“NISAR is going to generate 100 terabytes per day. That’s a lot of data. It’s about a hundred times more than anything we’ve ever done together. It doesn’t fit in our data centres. So we have to put it in the Cloud,” Tom Soderstrom, Chief Innovation and Technology Officer, NASA JPL (Jet Propulsion Laboratory), told IANS during an interaction here.
“The data needs to be worked on for the Indian space agency with several others including NASA. Having it in the Cloud gives us a good place to store, analyse and parse it right for the benefit of humankind,” Soderstrom added.
The Jet Propulsion Laboratory is a federally-funded research and development center in Pasadena, California.
“For our science data processing part, we discovered that we could use GPUs (graphic processing units) which were never done before. So, for NISAR, we tried GPUs and realized that it’s better, sometimes 100 times better, based on what you’re doing and overall four times faster,” Soderstrom explained.
The data collected from NISAR mission will reveal information about the evolution and state of Earth’s crust, help scientists better understand our planet’s processes and changing climate, and aid future resource and hazard management.
According to Soderstrom, now they can not only process data much faster but also switch between CPUs and GPUs, whichever is the cheapest.
“Cloud will help us process the data differently. Now, you have lots of interesting data for different spacecrafts. We can now apply machine learning to see trends — both in the science and telemetry data,” said the NASA-JPL executive.

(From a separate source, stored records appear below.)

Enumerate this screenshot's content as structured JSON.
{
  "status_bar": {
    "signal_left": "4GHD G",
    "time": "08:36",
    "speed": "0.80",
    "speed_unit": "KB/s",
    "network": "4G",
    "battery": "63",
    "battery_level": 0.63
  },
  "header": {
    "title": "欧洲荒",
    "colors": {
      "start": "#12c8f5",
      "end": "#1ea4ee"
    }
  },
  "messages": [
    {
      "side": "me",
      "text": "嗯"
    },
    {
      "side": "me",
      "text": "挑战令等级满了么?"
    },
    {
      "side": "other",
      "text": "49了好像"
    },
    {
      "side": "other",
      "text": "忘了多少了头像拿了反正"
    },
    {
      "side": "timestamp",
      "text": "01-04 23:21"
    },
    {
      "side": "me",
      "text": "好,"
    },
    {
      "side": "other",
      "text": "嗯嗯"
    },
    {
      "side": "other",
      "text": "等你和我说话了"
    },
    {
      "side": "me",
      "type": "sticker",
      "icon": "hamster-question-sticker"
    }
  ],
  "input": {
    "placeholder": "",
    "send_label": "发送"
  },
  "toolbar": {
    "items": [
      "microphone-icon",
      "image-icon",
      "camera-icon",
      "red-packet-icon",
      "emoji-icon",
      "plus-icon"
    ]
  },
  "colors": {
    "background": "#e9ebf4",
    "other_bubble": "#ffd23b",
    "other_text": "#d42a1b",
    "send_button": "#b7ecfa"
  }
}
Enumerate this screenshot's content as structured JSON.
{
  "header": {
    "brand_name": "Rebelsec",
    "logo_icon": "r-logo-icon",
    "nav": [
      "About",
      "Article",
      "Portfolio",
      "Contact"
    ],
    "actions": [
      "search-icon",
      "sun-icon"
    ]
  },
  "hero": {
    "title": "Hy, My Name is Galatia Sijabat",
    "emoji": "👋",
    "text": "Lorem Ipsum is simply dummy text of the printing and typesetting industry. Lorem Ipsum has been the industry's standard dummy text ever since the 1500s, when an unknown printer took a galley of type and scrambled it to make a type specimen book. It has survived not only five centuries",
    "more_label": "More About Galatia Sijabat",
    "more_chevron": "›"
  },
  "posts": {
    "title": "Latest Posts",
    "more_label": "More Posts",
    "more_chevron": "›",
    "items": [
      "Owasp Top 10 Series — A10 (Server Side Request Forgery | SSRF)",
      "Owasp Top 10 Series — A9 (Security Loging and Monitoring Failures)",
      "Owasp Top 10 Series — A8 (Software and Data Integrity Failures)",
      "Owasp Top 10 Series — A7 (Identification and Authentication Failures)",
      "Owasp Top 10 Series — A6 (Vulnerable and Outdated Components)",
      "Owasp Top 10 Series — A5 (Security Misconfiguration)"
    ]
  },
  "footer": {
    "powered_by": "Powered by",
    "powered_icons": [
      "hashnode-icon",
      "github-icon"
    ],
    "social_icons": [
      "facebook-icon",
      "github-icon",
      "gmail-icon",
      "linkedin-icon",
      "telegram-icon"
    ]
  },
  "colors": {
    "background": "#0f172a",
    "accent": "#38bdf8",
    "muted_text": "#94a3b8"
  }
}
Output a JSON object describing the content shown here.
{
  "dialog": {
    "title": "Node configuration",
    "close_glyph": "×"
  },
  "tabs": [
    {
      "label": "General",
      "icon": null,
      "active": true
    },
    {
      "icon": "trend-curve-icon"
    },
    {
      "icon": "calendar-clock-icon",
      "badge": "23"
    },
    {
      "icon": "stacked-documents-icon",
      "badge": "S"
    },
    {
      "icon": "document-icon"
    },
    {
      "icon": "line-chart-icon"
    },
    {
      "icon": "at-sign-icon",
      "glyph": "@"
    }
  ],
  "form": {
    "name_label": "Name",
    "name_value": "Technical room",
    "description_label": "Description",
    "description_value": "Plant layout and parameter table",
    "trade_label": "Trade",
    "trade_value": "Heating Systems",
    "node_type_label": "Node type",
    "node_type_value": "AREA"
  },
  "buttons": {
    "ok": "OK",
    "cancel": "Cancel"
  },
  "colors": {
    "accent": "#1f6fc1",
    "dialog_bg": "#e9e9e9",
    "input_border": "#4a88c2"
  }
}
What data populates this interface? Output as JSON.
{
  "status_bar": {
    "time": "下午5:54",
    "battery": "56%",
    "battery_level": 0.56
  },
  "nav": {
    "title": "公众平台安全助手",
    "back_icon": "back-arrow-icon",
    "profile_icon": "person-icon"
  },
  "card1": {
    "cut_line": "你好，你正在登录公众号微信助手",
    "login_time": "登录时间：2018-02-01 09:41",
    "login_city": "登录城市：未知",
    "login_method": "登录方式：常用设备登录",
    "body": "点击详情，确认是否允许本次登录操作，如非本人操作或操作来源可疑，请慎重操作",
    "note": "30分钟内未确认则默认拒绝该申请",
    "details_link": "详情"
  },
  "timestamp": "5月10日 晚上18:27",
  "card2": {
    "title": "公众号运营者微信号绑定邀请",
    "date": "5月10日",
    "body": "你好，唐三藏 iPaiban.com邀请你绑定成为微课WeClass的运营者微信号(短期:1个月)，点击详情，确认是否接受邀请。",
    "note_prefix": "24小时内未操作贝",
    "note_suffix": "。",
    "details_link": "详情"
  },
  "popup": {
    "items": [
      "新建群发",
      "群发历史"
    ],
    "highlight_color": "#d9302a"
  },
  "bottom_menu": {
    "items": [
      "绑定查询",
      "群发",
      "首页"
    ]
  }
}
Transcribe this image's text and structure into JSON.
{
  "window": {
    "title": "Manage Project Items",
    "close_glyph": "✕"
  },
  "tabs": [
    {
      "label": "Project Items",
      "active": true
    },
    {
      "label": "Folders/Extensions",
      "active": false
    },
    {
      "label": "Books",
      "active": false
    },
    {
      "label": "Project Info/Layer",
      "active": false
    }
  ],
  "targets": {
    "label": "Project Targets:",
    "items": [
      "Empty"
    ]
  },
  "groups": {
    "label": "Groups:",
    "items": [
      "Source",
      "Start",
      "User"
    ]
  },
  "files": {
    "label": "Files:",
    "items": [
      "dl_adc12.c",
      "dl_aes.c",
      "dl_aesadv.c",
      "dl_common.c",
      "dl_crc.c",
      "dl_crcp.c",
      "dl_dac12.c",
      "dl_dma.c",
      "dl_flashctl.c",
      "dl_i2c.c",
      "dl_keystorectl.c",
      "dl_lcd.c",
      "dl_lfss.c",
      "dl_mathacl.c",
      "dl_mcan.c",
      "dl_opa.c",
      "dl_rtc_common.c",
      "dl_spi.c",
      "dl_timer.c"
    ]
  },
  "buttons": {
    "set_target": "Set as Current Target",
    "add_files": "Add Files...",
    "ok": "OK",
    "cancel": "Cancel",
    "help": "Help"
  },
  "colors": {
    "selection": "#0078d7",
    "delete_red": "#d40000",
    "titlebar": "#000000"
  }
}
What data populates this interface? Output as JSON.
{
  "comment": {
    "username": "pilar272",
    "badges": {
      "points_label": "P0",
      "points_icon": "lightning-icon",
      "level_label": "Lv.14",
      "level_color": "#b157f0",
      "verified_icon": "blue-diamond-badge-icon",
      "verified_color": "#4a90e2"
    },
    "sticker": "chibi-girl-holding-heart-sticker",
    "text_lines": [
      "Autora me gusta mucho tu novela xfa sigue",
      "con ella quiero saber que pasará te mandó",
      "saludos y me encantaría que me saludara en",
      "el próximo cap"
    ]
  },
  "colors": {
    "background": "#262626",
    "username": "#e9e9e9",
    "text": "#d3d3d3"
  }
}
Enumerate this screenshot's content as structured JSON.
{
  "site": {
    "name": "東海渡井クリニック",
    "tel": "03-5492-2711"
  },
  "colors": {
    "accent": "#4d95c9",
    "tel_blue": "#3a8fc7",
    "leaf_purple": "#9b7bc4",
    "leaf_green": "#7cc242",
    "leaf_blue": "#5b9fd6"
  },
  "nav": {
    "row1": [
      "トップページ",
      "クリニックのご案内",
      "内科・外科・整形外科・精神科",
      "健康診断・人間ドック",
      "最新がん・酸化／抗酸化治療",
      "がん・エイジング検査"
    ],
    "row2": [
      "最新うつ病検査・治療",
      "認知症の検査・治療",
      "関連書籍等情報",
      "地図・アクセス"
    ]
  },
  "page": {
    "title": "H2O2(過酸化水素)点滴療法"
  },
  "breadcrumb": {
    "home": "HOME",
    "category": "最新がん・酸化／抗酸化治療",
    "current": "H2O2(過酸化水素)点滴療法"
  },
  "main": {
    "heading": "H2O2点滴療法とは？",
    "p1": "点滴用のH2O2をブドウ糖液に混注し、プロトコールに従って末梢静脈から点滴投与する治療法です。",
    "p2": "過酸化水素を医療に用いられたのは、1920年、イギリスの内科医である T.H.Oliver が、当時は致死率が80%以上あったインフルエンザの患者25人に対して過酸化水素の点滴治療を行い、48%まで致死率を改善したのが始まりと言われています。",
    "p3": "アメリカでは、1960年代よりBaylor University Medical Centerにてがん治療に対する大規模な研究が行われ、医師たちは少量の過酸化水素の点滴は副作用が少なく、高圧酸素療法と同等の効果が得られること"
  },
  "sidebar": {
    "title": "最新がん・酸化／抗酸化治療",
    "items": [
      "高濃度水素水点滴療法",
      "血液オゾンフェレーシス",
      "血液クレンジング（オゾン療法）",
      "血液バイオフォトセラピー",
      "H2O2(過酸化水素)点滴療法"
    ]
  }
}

At JPL, everyone has intelligent digital assistant Alexa at his or her desk, helping the staffers organise daily tasks while making sense of intrinsic data-sets.
“An intelligent digital assistant has two pieces to it. It knows who I am and also knows how long I’ve been there, meaning it knows my role. So it can tell me things that I need to know before I even know I need them. You can ask Alexa simple things like when is NISAR launching or how much data it is producing on a daily basis, or where my source data is coming from,” Soderstrom explained.
Alexa can tell you about the mission’s budget. It can tell you about the compute environment and “we can speak to it, type to it or text to it. We apply machine learning to make Alexa smarter and smarter over time”.
Soderstrom is also bullish on space collaborations between countries to create a better world.
“Interest in space helps everybody. And there’s a lot of commercial interest now. I think if there is a business to be made, commercial space will do that. When there is no business to be made that no one can make money, then the government should do that.
“If space becomes the business, then let the business people do it like Elon Musk began by transporting things to the International Space Station (ISS). JPL, on the other hand, wants to go and do things that have never been done before. So if people can go to the moon and mine it, so be it. Once Mars becomes commonplace, we’re going to Jupiter’s moon Europa in search of life,” elaborated Soderstrom. (IANS)